“Americans are tired of the partisan feuding, and they rightfully expect both the President and Congress to do their jobs—and that's to govern,” they added.

“If both parties cannot come together on a bold, bipartisan infrastructure package and a way to pay for it, then it is incumbent on Congress to focus on areas of potential agreement: addressing projects that have been paid for and continue to be held up by red tape.”

The lawmakers said they are looking for ways to streamline regulations while ensuring environmental standards are maintained, noting that they feel it’s critical to get bills to the president’s desk to fix the nation’s “crumbling infrastructure.”

“In the coming weeks and months, the Blue Dogs will explore ways we can address the most urgent projects and spur a serious, bipartisan discussion on how to improve infrastructure regulation,” they wrote.

“As we move forward with our policy process, we encourage our stakeholders, including you, to participate and send us your priorities when it comes to regulatory improvement and addressing our most urgent projects.”

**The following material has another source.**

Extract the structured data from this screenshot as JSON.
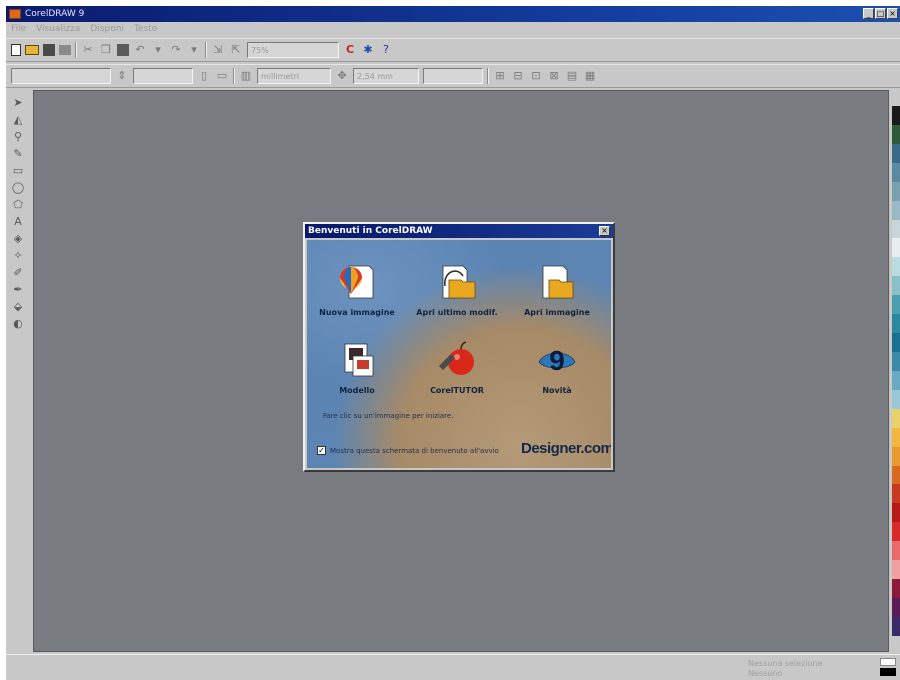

The letter follows a deal in principle between Speaker Nancy PelosiNancy PelosiDemocratic senator to party: 'A little message discipline wouldn't kill us' Overnight Health Care: New wave of COVID-19 cases builds in US | Florida to lift all coronavirus restrictions on restaurants, bars | Trump stirs questions with 0 drug coupon plan Overnight Defense: Appeals court revives House lawsuit against military funding for border wall | Dems push for limits on transferring military gear to police | Lawmakers ask for IG probe into Pentagon's use of COVID-19 funds MORE (D-Calif.), Senate Minority Leader Charles SchumerChuck SchumerPelosi slams Trump executive order on pre-existing conditions: It 'isn't worth the paper it's signed on' 3 reasons why Biden is misreading the politics of court packing Cruz blocks amended resolution honoring Ginsburg over language about her dying wish MORE (D-N.Y.) and President TrumpDonald John TrumpFederal prosecutor speaks out, says Barr 'has brought shame' on Justice Dept. Former Pence aide: White House staffers discussed Trump refusing to leave office Progressive group buys domain name of Trump's No. 1 Supreme Court pick MORE to spend $2 trillion on infrastructure, which fell through earlier this year.

“This is the start of a larger policy process for the Blue Dog Coalition leading up to an announcement in the months ahead on Coalition-backed regulatory improvement policies,” a senior aide associated with the Blue Dogs told The Hill.

“The Blue Dogs believe that if both parties cannot agree on a larger infrastructure package or a way to pay for it, then Congress should focus on what it can get done — and that focuses on projects that are already paid for, adhere to important environmental standards, and yet continue to be held up by red tape.”